Finally, many experts believe that society’s attitudes towards masculinity contribute to the development of gambling addictions among men. “There is a potent cultural script telling boys and men that they should be risk takers, independent and self-sufficient,” said Dr. Ilana blank Steinmetz, who studies gender and addiction at Toronto’s Centre for Addiction and Mental Health (CAMH). “When we encourage boys and young men to disregard danger and fear in order to prove their toughness or manliness we are laying the groundwork for problems down the road.”

So what can be done about this disparity? The first step is awareness – both from the public and from healthcare professionals. Clinicians need to be aware of the increased risk for men when diagnosing and treating problem gamblers. And society at large needs to start thinking about ways to make gambling less masculine and more inclusive for everyone.

As with any addiction, early diagnosis and treatment is key for preventing long-term damage. If you or someone you know has a problem with gambling, please seek help from a qualified professional.

Why Do Men Fall Victim To Casino Addiction?

Casinos can be a lot of fun. They’re exciting, there’s always something to do, and they offer the chance to win big payouts. But for some men, casinos can become a dangerous addiction.

Why do men fall victim to casino addiction? There are several reasons.

For one, casinos are designed to be addictive. They use bright lights and flashy colors to keep you engaged, and they offer plenty of opportunities to gamble on games that offer short odds but potentially large payouts.

In addition, many men see gambling as a way to escape from their problems. Gambling can provide a rush of adrenaline that helps them forget their troubles for a while. And since men are often less likely than women to seek help for addiction issues, casino addiction can go unnoticed for a long time.

Finally, many men feel a sense of social pressure to gamble. In general, society views gambling as an acceptable activity, so men may feel like they’re missing out if they don’t gamble. This social pressure can make it hard for men to resist the allure of casinos.
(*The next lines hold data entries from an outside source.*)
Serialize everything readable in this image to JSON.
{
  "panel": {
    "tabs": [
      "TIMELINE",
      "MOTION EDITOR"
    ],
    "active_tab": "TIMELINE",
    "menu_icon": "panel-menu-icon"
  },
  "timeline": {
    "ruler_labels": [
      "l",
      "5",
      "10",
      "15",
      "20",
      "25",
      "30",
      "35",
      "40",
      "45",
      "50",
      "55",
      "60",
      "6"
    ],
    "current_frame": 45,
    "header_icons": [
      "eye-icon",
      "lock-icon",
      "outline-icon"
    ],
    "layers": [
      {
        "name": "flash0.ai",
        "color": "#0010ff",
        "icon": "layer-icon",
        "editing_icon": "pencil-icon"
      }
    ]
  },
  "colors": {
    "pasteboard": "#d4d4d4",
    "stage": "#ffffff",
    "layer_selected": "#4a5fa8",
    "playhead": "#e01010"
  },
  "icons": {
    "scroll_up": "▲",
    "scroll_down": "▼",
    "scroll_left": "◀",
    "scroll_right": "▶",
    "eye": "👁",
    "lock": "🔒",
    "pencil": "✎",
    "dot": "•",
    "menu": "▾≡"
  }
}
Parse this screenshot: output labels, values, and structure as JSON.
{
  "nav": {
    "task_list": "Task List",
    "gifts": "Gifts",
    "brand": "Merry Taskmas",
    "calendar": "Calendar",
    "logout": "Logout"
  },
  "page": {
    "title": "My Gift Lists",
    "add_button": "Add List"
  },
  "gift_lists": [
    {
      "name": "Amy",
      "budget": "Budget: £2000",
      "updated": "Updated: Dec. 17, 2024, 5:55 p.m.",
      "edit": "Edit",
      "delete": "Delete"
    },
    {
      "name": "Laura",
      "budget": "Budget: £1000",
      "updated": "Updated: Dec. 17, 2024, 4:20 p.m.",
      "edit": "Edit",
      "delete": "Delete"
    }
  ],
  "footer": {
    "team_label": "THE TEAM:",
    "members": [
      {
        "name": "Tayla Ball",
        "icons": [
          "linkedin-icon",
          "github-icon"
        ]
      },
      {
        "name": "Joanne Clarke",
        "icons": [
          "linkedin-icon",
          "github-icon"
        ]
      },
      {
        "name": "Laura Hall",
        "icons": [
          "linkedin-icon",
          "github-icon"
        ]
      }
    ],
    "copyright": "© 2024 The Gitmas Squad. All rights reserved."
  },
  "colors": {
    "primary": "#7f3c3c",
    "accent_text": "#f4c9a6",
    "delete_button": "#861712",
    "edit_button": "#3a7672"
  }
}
If you or someone you know is struggling with casino addiction, there is help available. Contact your local addiction counseling center for more information.